A watchdog for the government's bailout program, the Special Inspector General for the Troubled Asset Relief Program (SIGTARP), has hit the US Treasury Department with a hard combo of critique regarding some of the Administration's actions since pumping billions of taxpayer dollars into bailed-out companies like General Motors and Ally Financial (formerly known as GMAC). SIGTARP issued a report lambasting Treasury for allowing excessive pay for executives at GM, Ally Financial and AIG and followed that with statements that scrutinized Treasury's continued refusal to exit its stake in Ally Financial, which is currently 74% owned by the government.
The authorization was the final major hurdle needed to complete the transaction. A123 had been granted $249 million to refurbish two plants in Michigan for battery production, another $30 million as a subcontractor for another stimulus-funded wind energy storage project, and various other grants and contracts by state and federal governments. But A123’s executives, while making sure their own bank accounts were well-taken care of, ran the company into the ground and now Wanxiang will reap whatever technology value is left, for cheap.
Now that he’s been forced out as chairman and CEO of Duke Energy, James Rogers is apparently looking for something else to do, and may now be more receptive to the idea of becoming President Obama’s next Secretary of Energy.
The new speculation, primarily from the Charlotte Business Journal, which is based in Duke’s home city, arose following an interview that Rogers did with Bloomberg News while at the World Economic Forum in Davos, Switzerland. Whereas Rogers used to routinely dismiss suggestions that he might be up for a cabinet post, when asked this time by Bloomberg reporter Tom Keene what he would bring to the job if the president asked him to serve, he was unhesitant.
Seemingly endless government subsidies and the impetus to “go green” have made a mockery yet again of those who direct their business toward pleasing politicians and activist groups rather than delivering quality products built upon a proven history of performance.
Such is the case with Boeing’s troubled – and now grounded – Dreamliner.
I recently came across a report written by the Congressional Budget Office (CBO) which estimated the cost to taxpayers for "federal policies to promote (aka subsidize) the manufacture and purchase of electric vehicles (EVs)." The piece also predicts the short-term benefits of the subsidies and includes the effects of rising federal requirements for fuel economy (known as CAFE) standards. The outlook is that federal subsidies will cost taxpayers $7.5 billion over the next few years for little or no benefit (even when including the impact of CAFE) to total gas consumption or emissions.

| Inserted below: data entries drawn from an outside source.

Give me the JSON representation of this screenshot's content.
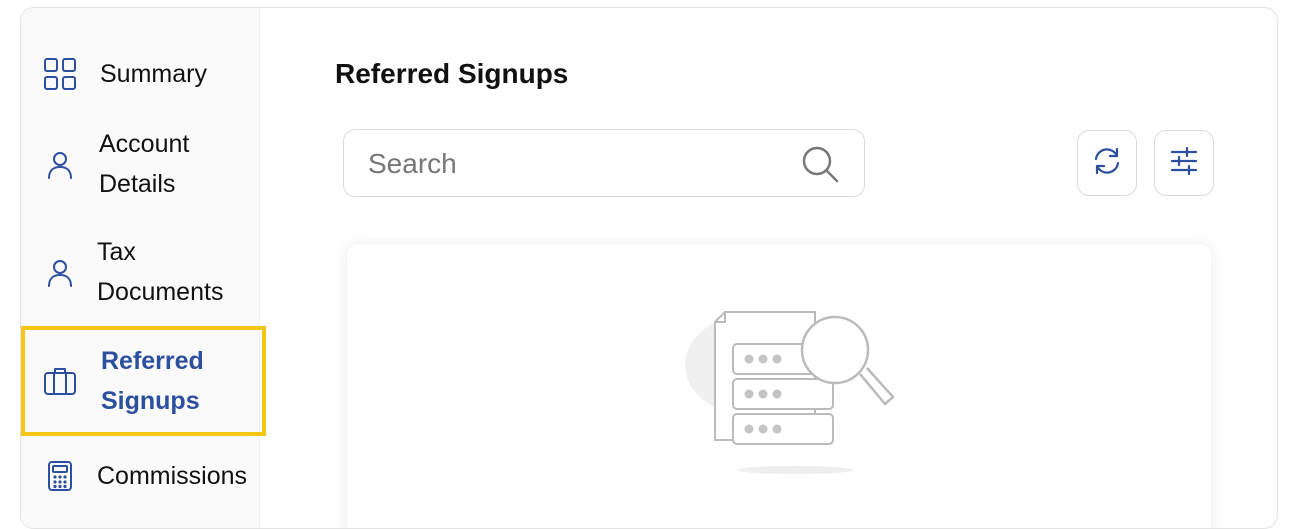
{
  "sidebar": {
    "items": [
      {
        "label": "Summary",
        "icon": "grid-icon"
      },
      {
        "label": "Account Details",
        "icon": "user-icon"
      },
      {
        "label": "Tax Documents",
        "icon": "user-icon"
      },
      {
        "label": "Referred Signups",
        "icon": "briefcase-icon",
        "active": true
      },
      {
        "label": "Commissions",
        "icon": "calculator-icon"
      }
    ]
  },
  "main": {
    "title": "Referred Signups",
    "search": {
      "placeholder": "Search",
      "value": ""
    },
    "toolbar": {
      "refresh_icon": "refresh-icon",
      "filter_icon": "sliders-icon"
    },
    "empty_state_icon": "no-data-search-icon"
  },
  "colors": {
    "accent": "#2c4fa0",
    "highlight": "#f5c518",
    "border": "#dcdcdc"
  }
}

General Motors finished 2012 with a 17.9% market share in the US and is expected to repeat the performance in 2013 according to a Bloomberg report. The number is at the lowest point it has been since 1924. So what is behind the dismal numbers at GM that sees the company performing at 88 year lows?
The final tally is in for 2012 Chevy Volt sales. The good news (which is what most headlines will trumpet) is that sales for General Motors' flagship green vehicle tripled from 2011's paltry 7,671 to a slightly less paltry 23,461 in 2012. The bad news is that the number is almost half of GM's sales goal of 45,000 in 2012 for the Volt. The further bad news is that the Volt has so little demand in most regions that some dealerships are refusing to pay for required tools to repair the vehicles and are choosing to cease selling the vehicles instead.

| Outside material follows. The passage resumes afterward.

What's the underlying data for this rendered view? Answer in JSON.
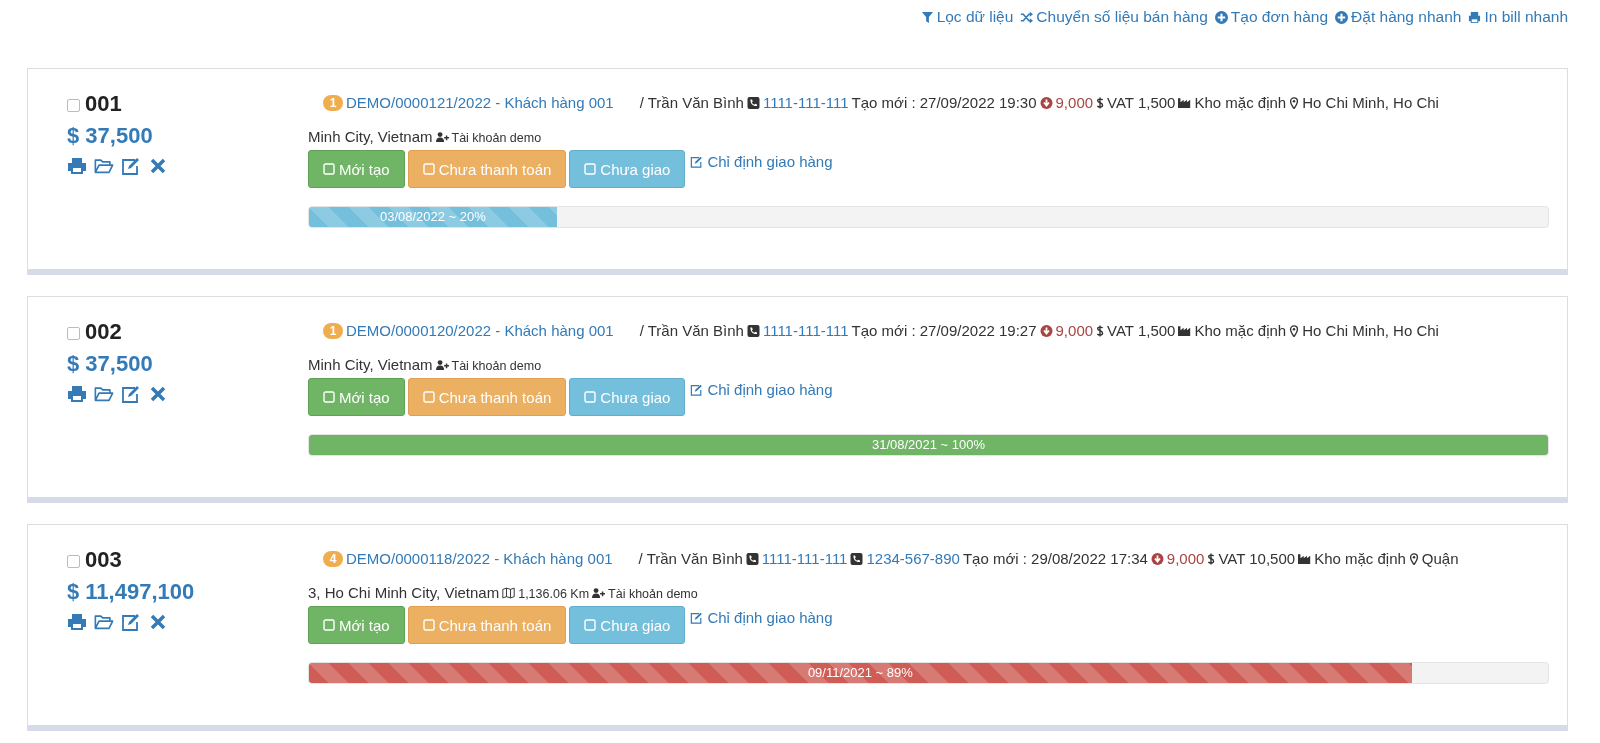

The past year was a dismal one for the passé idea that government would use taxpayer dollars responsibly, and that was nowhere more evident than with President Obama’s initiatives to promote “clean” energy technology companies and projects with so-called “stimulus” funds and other public money. NLPC reported extensively on some of the most egregious examples.